One may wonder how this young lad (currently 23-years-old) managed to be on radio, at the same time pursuing his Degree in Real Estate. Well, he says it took grit, time management and really doing what one likes. And he is right, because in today’s world anyone can call themselves a presenter. But it takes unparalleled skill, unbreakable determination, and heaps of talent to captivate an audience of millions.
Whether or not you think he’s the best, there’s no arguing that Lerapo is possibly the most prominent young radio presenter to hail from the Botswana. Initially starting his career in 2017, Lerapo earned himself a reputation as ‘Bundle of Joy ya Radio’ by consistently pushing the boundaries of what could be said and done.
His shows consists of outrageous humor and youthful content that’s shocking the radio establishment, and taking young people to cloud 9. The show is called The Youth Café on Duma FM, and airs every Saturday between 2PM and 2PM, broadcasting in vernacular.
When sharing with Weekendlife his startling life on radio and how he will be turning it down this year, he says the journey started back in 2017 at RB2 where he hosted a 30-minute feature. “I am definitely a go-getter. I love radio and this has been my childhood dream! I held onto this dream and survived against all odds. I am happy to be on radio because after all the knockings, snubs and distressing coercions, I persisted nonetheless. Sometimes it was just a matter of being at the right place at the right time.”
Before joining Duma FM in 2019, he was a content producer at yet another youthful urban radio station Yarona FM. At the age of 23-years old, Lerapo has worked at three radio stations, both government and private urban stations. Remarkable! For someone aspiring to be on radio, I can confidently say he is the pluq for inspiration and familiarity.
He continued to dish more on what radio really needs, saying “Taking time to perfect the craft, being open to learn from others and just digging down on books and the internet on how radio works did magic to me. It became easier to comprehend fully what I needed and how to go about getting it.”

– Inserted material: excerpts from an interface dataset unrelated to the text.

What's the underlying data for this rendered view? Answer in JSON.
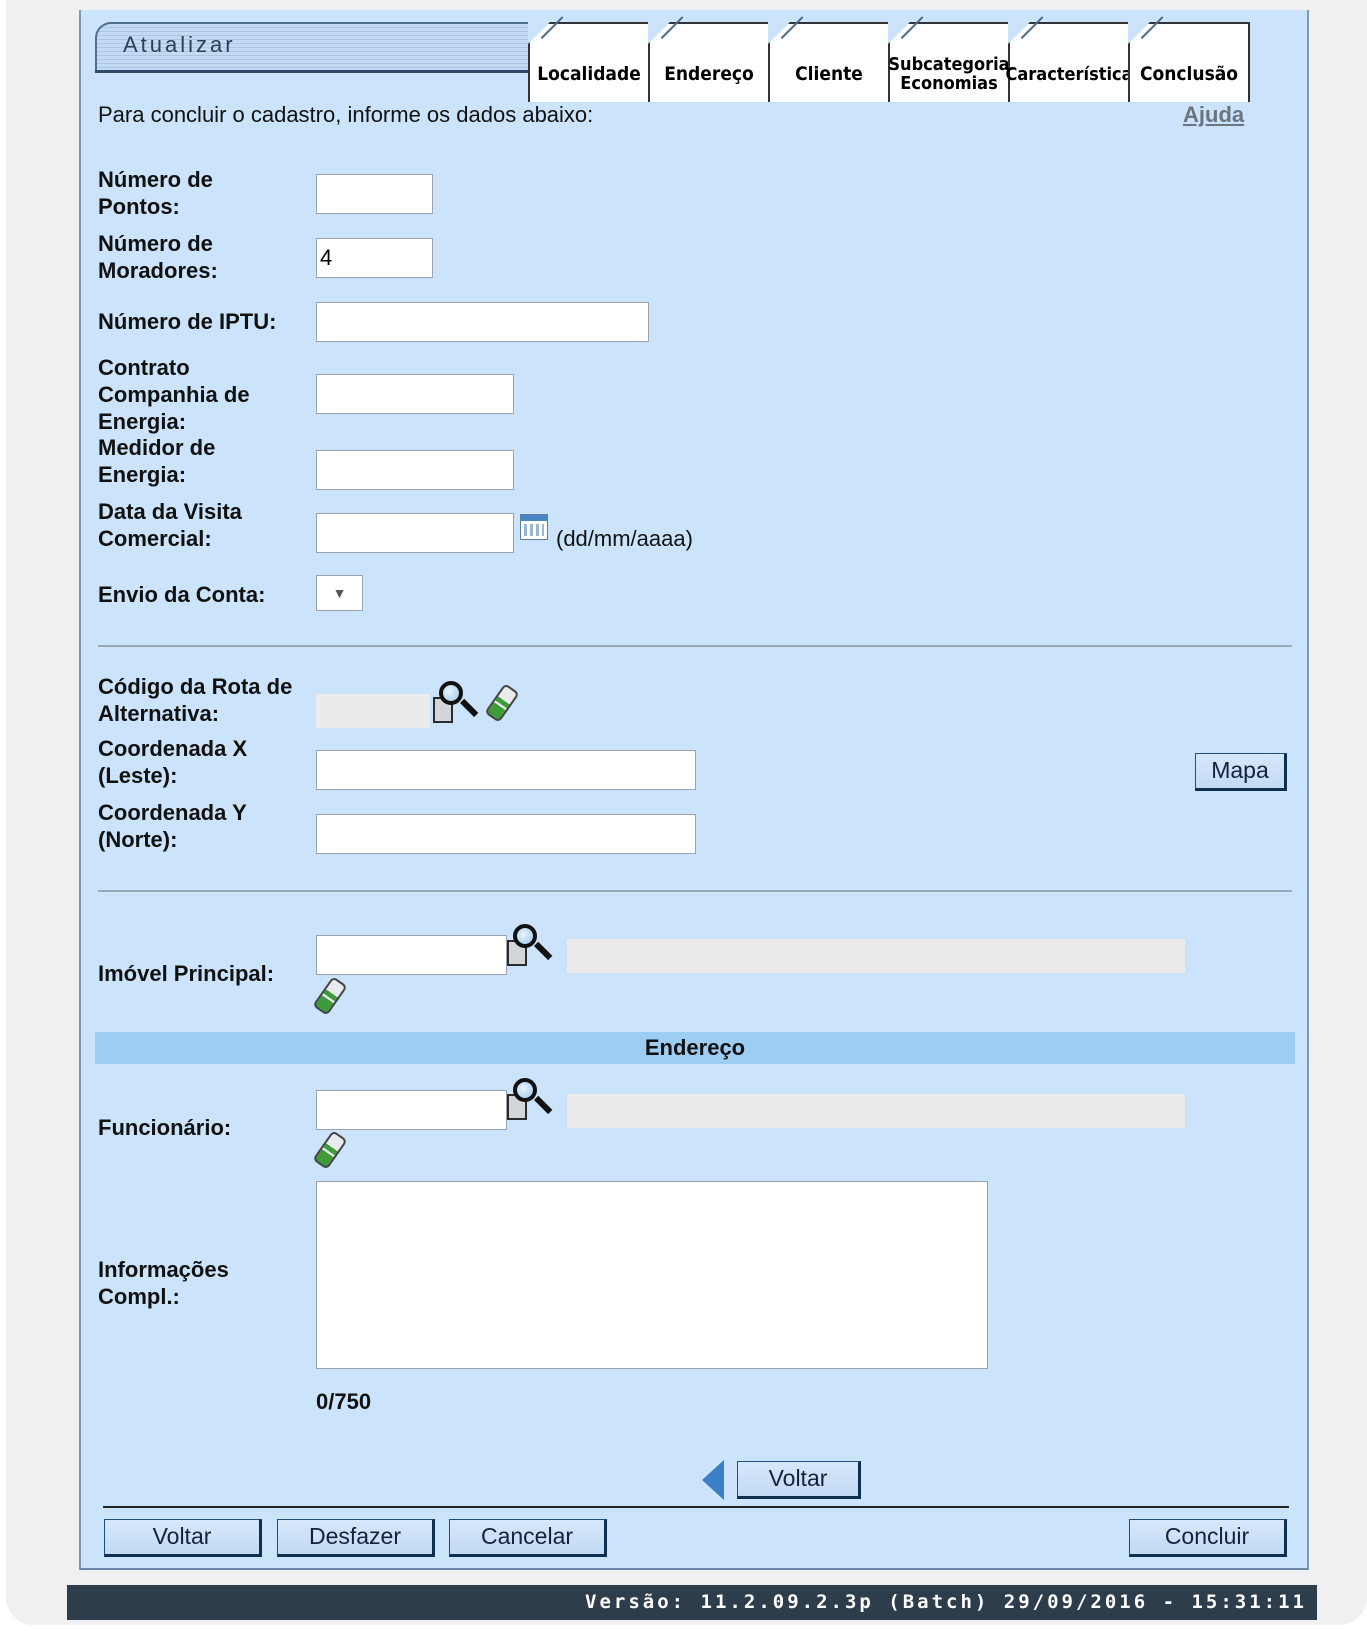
{
  "header": {
    "title": "Atualizar",
    "tabs": [
      {
        "label": "Localidade"
      },
      {
        "label": "Endereço"
      },
      {
        "label": "Cliente"
      },
      {
        "label_line1": "Subcategoria",
        "label_line2": "Economias"
      },
      {
        "label": "Característica"
      },
      {
        "label": "Conclusão"
      }
    ]
  },
  "intro": {
    "text": "Para concluir o cadastro, informe os dados abaixo:",
    "help_link": "Ajuda"
  },
  "form": {
    "pontos": {
      "label_line1": "Número de",
      "label_line2": "Pontos:",
      "value": ""
    },
    "moradores": {
      "label_line1": "Número de",
      "label_line2": "Moradores:",
      "value": "4"
    },
    "iptu": {
      "label": "Número de IPTU:",
      "value": ""
    },
    "contrato": {
      "label_line1": "Contrato",
      "label_line2": "Companhia de",
      "label_line3": "Energia:",
      "value": ""
    },
    "medidor": {
      "label_line1": "Medidor de",
      "label_line2": "Energia:",
      "value": ""
    },
    "data_visita": {
      "label_line1": "Data da Visita",
      "label_line2": "Comercial:",
      "value": "",
      "hint": "(dd/mm/aaaa)"
    },
    "envio_conta": {
      "label": "Envio da Conta:",
      "selected": ""
    },
    "rota": {
      "label_line1": "Código da Rota de",
      "label_line2": "Alternativa:",
      "value": ""
    },
    "coord_x": {
      "label_line1": "Coordenada X",
      "label_line2": "(Leste):",
      "value": ""
    },
    "coord_y": {
      "label_line1": "Coordenada Y",
      "label_line2": "(Norte):",
      "value": ""
    },
    "mapa_button": "Mapa",
    "imovel_principal": {
      "label": "Imóvel Principal:",
      "value": "",
      "description": ""
    },
    "section_endereco": "Endereço",
    "funcionario": {
      "label": "Funcionário:",
      "value": "",
      "description": ""
    },
    "info_compl": {
      "label_line1": "Informações",
      "label_line2": "Compl.:",
      "value": "",
      "counter": "0/750"
    }
  },
  "nav": {
    "voltar_label": "Voltar"
  },
  "actions": {
    "voltar": "Voltar",
    "desfazer": "Desfazer",
    "cancelar": "Cancelar",
    "concluir": "Concluir"
  },
  "footer": {
    "version": "Versão: 11.2.09.2.3p (Batch) 29/09/2016 - 15:31:11"
  },
  "colors": {
    "panel_bg": "#cce4fb",
    "section_bar": "#9dcdf2",
    "footer_bg": "#2e3d4c"
  },
  "icons": [
    "chat-icon",
    "calendar-icon",
    "search-icon",
    "eraser-icon",
    "back-arrow-icon",
    "dropdown-arrow-icon"
  ]
}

Being a radio presenter means having a whole team prior to going on air. This means having a show prep, and reflecting on how the show went down with your producers or programs manager. Programs manager handles the business of the radio station and leave the voice and personality to the presenter.
Presenters have to follow rules of the programs manager even if they may not see eye-to-eye. They may prefer to play safe and repeat music even though sometimes a presenter prefers to take a risk and make changes to the music. Nevertheless, the success of the radio station lies in programs manager’s hands.
“After a show I usually have a reflection on how it went then I plan for the next show. On Tuesdays I have what we call an ‘air check’ with either the programs manager or his assistant to identify hiccups on the previous show and see how best to work on them to have a great delivery on the next show. Since I produce my own show, I give them a preliminary show prep. Once approved, I start contacting guests to be featured on the show and later share the final show prep a day before the show airs with the bosses.”
Still on his show, he does live reads. These are paid adverts that he discusses with the marketing department prior to his show going live. Well, as for a sizzling playlist, the music compiler knows how to serve him right.
He says a great radio hosts listens, reads and makes a show about the listener. ‘A common mistake we make as radio hosts is that we make the show about us and tend to feel that we know more than the listener. We also ought to respect the listener, these are our clients after all. Radio hosts should also refrain from relying on social media for content, most of it is fake and unverified by relevant authorities.”